How distinctly I remember Max leaving for the bus each morning, dressed in a perfectly fitting suit, crisp white shirt, classic tie, and wool felt fedora; in winter, the outfit included a natural brown vicuna scarf, a gift from one of his vendors. I remember like yesterday all the frigid mornings he’d walk me to my school bus, pulling off this scarf to wrap it around my neck. (I hope he never found out how quickly, as the bus pulled away, I’d unwind the scarf and stuff it into my book bag!)
To me, my dad was Cary Grant, Gregory Peck, and Henry Fonda, all rolled into Teaneck, New Jersey’s most dapper dad. In later years, I’d try to gift him a colorful cashmere scarf for his birthday. He never accepted it, preferring to wear the vicuna and insisting I return the cashmere and buy something for myself.

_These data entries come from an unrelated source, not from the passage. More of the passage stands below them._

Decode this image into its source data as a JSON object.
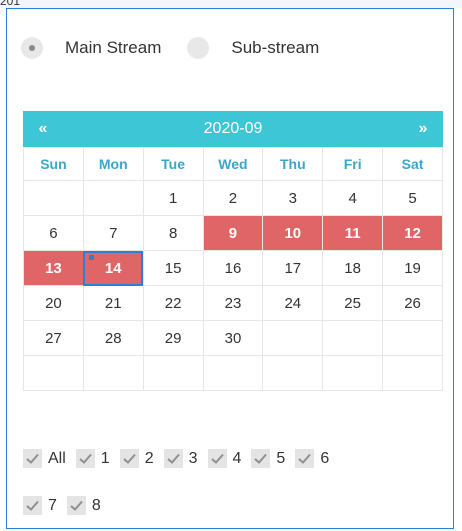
{
  "top_label": "201",
  "stream": {
    "options": [
      {
        "label": "Main Stream",
        "selected": true
      },
      {
        "label": "Sub-stream",
        "selected": false
      }
    ]
  },
  "calendar": {
    "title": "2020-09",
    "prev_label": "«",
    "next_label": "»",
    "weekdays": [
      "Sun",
      "Mon",
      "Tue",
      "Wed",
      "Thu",
      "Fri",
      "Sat"
    ],
    "weeks": [
      [
        "",
        "",
        "1",
        "2",
        "3",
        "4",
        "5"
      ],
      [
        "6",
        "7",
        "8",
        "9",
        "10",
        "11",
        "12"
      ],
      [
        "13",
        "14",
        "15",
        "16",
        "17",
        "18",
        "19"
      ],
      [
        "20",
        "21",
        "22",
        "23",
        "24",
        "25",
        "26"
      ],
      [
        "27",
        "28",
        "29",
        "30",
        "",
        "",
        ""
      ],
      [
        "",
        "",
        "",
        "",
        "",
        "",
        ""
      ]
    ],
    "recorded_days": [
      "9",
      "10",
      "11",
      "12",
      "13",
      "14"
    ],
    "selected_day": "14",
    "header_color": "#3cc6d6",
    "recorded_color": "#e06566",
    "selected_outline_color": "#2b7fd4"
  },
  "channels": {
    "items": [
      {
        "label": "All",
        "checked": true
      },
      {
        "label": "1",
        "checked": true
      },
      {
        "label": "2",
        "checked": true
      },
      {
        "label": "3",
        "checked": true
      },
      {
        "label": "4",
        "checked": true
      },
      {
        "label": "5",
        "checked": true
      },
      {
        "label": "6",
        "checked": true
      },
      {
        "label": "7",
        "checked": true
      },
      {
        "label": "8",
        "checked": true
      }
    ]
  }
}
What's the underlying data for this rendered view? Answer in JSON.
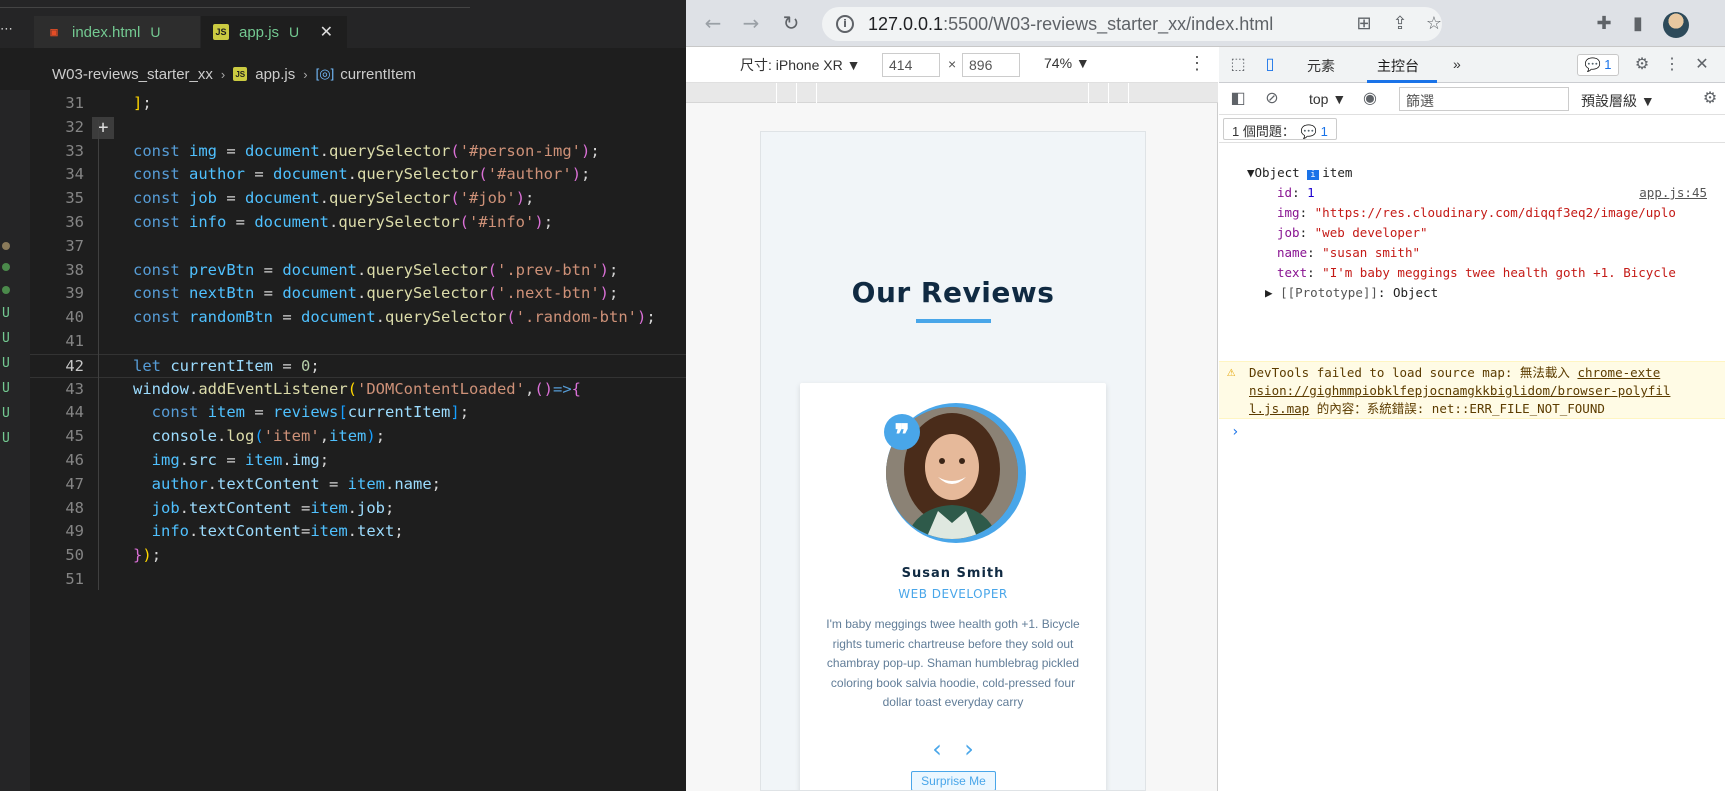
{
  "editor": {
    "tabs": [
      {
        "label": "index.html",
        "status": "U"
      },
      {
        "label": "app.js",
        "status": "U"
      }
    ],
    "breadcrumb": [
      "W03-reviews_starter_xx",
      "app.js",
      "currentItem"
    ],
    "gutter_status": [
      "U",
      "U",
      "U",
      "U",
      "U",
      "U"
    ],
    "line_numbers": [
      "31",
      "32",
      "33",
      "34",
      "35",
      "36",
      "37",
      "38",
      "39",
      "40",
      "41",
      "42",
      "43",
      "44",
      "45",
      "46",
      "47",
      "48",
      "49",
      "50",
      "51"
    ]
  },
  "browser": {
    "url_host": "127.0.0.1",
    "url_path": ":5500/W03-reviews_starter_xx/index.html",
    "device": {
      "label": "尺寸: iPhone XR ▼",
      "width": "414",
      "times": "×",
      "height": "896",
      "zoom": "74% ▼"
    },
    "page": {
      "title": "Our Reviews",
      "name": "Susan Smith",
      "job": "WEB DEVELOPER",
      "text": "I'm baby meggings twee health goth +1. Bicycle rights tumeric chartreuse before they sold out chambray pop-up. Shaman humblebrag pickled coloring book salvia hoodie, cold-pressed four dollar toast everyday carry",
      "prev": "‹",
      "next": "›",
      "random": "Surprise Me",
      "quote": "❞"
    }
  },
  "devtools": {
    "tabs": {
      "elements": "元素",
      "console": "主控台",
      "more": "»"
    },
    "badge": "1",
    "context": "top ▼",
    "filter_placeholder": "篩選",
    "levels": "預設層級 ▼",
    "issues": "1 個問題：",
    "issues_count": "1",
    "log": {
      "label": "item",
      "source": "app.js:45",
      "object": "Object",
      "id_key": "id",
      "id_val": "1",
      "img_key": "img",
      "img_val": "\"https://res.cloudinary.com/diqqf3eq2/image/uplo",
      "job_key": "job",
      "job_val": "\"web developer\"",
      "name_key": "name",
      "name_val": "\"susan smith\"",
      "text_key": "text",
      "text_val": "\"I'm baby meggings twee health goth +1. Bicycle",
      "proto": "[[Prototype]]",
      "proto_val": "Object"
    },
    "warning": {
      "line1_a": "DevTools failed to load source map: 無法載入 ",
      "line1_link": "chrome-exte",
      "line2_link": "nsion://gighmmpiobklfepjocnamgkkbiglidom/browser-polyfil",
      "line3_link": "l.js.map",
      "line3_b": " 的內容：系統錯誤: net::ERR_FILE_NOT_FOUND"
    },
    "prompt": "›"
  }
}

At some family celebration, my dad left his vicuna scarf at a restaurant. My thoughtful brother-in-law offered to retrieve it, driving a half-hour back to the restaurant to pick it up. “This is what we drove all the way back for?” he asked my sister, incredulously holding up the threadbare piece of fabric.
For his 70th birthday, my siblings and I set out to buy Max a hand-crafted Italian suit, something he deserved but never owned. We dragged him to Bloomingdale’s and made him try on a classic Canali, then $1,000 retail. He walked out of the fitting room and nearby shoppers gasped in admiration. We assured Max that with all five kids chipping in, this gift would hardly break the bank. But his depression-era mentality prevailed and he told us that if we insisted on buying him the suit, we should wait until his burial; that way, he could wear it for all eternity without stressing about the price.
Around this same time, a regime change at Macy’s had Max applying for a new job (which he got, and where he stayed for the next 20 years). Years later, I asked the owner of that company why he hired a merchant already in his 70s. “At our interview,” he told me, “I couldn’t get over the precise way he took off his coat, gently folding it over the back of the chair and meticulously positioning his scarf and hat on top, all done with such respect for the clothing. I never saw anything like it! This was a man who clearly loved clothes.”
My dad died several years ago at age 93. My most cherished possession: a very frayed and tattered dull brown vicuna scarf that I still keep close to my heart.
Editor’s note: This piece was written for M Penner’s spring 2020 magazine, produced by Wainscot Media – the parent company of MR.